This talk was laid out (he claimed) starting from lowest-income housing and moving upwards. Really this meant 2 minutes of a box he designed for homeless people, three camper/RV style homes he designed, and then a bunch about his so-called “suburban villages” and “urban villages”. Ultimately I think he’s an architect of small things rather than big ideas. And his small thoughts are fascinating. In particular he pays a lot of attention to lines of sight, though he never summarized it in quite that way. But he talked about living spaces on top floors so that you see the good part of the tree rather than the trunk. And in the villages he’s designed, he angles nearby houses in such a way that you can see through gaps between other houses into the distance instead of just looking at the houses. And in the mixed residential-commercial buildings, 2-3 stories with the commercial space on the ground floor, he talked quite a bit about how he put the planters in such a way as to provide privacy on the deck.
The trouble came when it came to delivering on the title of his talk. “Democratic Architecture” sounds like a big idea. “Practical Solutions” was more his strength, but not to “Housing Crises”. Essentially his vision of housing is much the same in cities and in suburbs — small, self-contained, mixed-use “villages” about one city block square. A good example is this development in Oakland though he also showed a number of others. He talked quite a lot about affordability but seemed to think that most of the reason housing is so expensive in San Francisco is because of needlessly expensive building practices, rather than the price of land itself. This is why he thinks that the building height cap in San Francisco is no big deal. To support this, he mentioned a friend of his in London who was able to find a cheap apartment after looking at 100 others, seemed to me more like a counterexample. And he talked about some admittedly cool work he did a few decades ago in San Francisco where he was actually able to find decent lots that were undesirable by conventional standards (around Duboce Triangle).

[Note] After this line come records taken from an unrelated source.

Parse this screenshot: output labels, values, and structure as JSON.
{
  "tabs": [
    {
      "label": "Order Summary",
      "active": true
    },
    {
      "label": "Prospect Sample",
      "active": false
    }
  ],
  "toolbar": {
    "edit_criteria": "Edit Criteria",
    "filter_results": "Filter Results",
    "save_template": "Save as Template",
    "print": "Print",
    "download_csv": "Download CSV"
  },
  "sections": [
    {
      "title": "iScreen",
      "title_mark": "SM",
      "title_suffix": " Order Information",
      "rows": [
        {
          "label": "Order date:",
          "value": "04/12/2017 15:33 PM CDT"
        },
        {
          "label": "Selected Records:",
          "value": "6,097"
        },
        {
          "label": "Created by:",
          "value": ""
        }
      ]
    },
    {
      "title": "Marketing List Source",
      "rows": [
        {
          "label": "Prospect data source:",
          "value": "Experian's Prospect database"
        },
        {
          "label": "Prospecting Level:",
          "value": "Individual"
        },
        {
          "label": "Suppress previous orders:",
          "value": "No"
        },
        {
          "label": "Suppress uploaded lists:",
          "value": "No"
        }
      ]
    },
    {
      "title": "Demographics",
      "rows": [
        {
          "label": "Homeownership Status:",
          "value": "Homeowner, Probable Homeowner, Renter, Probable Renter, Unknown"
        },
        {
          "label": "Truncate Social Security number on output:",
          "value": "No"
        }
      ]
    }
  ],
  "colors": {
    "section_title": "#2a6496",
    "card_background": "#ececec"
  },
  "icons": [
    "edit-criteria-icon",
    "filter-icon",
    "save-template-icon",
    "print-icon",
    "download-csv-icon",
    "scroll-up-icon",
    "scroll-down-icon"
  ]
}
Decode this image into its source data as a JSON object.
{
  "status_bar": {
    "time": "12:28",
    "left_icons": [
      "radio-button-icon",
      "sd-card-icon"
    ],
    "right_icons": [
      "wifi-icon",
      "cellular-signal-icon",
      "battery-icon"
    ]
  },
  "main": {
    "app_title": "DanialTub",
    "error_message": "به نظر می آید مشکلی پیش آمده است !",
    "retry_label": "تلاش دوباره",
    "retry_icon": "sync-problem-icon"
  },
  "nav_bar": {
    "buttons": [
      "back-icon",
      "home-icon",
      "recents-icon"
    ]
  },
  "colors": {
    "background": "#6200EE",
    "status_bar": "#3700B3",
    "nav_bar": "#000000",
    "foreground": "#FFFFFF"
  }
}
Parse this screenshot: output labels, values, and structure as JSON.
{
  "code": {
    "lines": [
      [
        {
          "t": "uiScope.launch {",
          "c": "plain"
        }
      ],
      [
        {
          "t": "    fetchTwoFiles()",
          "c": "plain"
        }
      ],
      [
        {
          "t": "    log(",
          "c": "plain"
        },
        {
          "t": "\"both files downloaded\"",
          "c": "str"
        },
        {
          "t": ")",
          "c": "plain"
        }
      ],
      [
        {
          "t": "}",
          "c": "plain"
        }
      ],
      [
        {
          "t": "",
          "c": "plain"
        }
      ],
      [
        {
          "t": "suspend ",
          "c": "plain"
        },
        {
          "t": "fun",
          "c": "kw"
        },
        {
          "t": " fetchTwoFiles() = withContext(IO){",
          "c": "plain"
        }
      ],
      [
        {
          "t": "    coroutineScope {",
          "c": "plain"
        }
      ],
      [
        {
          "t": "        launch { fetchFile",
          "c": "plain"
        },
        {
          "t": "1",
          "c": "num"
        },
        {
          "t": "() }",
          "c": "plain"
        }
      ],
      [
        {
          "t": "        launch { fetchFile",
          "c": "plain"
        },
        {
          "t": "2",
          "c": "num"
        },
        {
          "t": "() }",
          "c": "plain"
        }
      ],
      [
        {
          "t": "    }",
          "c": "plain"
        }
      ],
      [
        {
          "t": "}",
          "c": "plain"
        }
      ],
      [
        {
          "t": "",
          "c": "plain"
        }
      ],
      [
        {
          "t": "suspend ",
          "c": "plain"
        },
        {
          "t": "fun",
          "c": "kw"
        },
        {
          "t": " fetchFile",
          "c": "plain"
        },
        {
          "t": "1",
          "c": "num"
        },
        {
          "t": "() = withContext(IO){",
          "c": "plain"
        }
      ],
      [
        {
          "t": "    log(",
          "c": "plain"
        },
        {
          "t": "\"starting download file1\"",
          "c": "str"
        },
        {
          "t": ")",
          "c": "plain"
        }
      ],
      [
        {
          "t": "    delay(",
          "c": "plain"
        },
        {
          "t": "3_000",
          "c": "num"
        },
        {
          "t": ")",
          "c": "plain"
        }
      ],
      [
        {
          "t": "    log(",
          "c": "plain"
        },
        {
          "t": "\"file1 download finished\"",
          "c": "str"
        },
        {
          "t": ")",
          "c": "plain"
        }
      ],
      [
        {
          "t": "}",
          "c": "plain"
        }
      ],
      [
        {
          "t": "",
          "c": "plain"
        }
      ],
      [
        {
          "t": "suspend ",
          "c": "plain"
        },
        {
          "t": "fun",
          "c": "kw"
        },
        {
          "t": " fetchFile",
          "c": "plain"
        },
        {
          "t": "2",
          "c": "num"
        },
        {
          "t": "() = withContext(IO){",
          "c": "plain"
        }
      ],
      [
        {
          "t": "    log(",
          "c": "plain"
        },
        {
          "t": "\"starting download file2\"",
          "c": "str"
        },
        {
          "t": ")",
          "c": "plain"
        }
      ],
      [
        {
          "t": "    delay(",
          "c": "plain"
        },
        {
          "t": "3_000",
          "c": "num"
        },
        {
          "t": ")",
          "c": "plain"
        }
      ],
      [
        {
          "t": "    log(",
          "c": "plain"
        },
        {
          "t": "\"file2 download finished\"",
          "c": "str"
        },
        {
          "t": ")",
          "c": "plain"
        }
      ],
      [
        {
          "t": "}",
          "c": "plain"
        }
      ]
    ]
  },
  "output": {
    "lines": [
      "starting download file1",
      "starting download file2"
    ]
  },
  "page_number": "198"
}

Anyway, interesting issues. I asked a question about designing for homebuyers vs architects — since most of his talk was about homebuying (e.g. his units are designed to be expandable as you get more income) which he completely dodged. He also talked almost not at all about household size, which is important given that much of what he designs is small by conventional standards (14×17 including a lo
ft bed, in one case). He mentioned once that “asian” families “like” to have a lot of people in one space.

Finally, a small thing. He mentioned that it’s actually easier to build tall things on the hills of SF rather than the low-lying areas
because that’s where the bedrock is! And the Financial District is basically mud.

Get Broader

Convene five of your friends who collectively have some expertise in each of the following:

  • Physics
  • Chemistry
  • Medicine
  • International Politics*
  • Literature
  • Economics

Every two months, read one book / paper by each of that year’s Nobelists.  Meet and discuss. Make the economist wear a special badge.

*For the peace prize, of course. I couldn’t figure out what it means to be an expert in peace.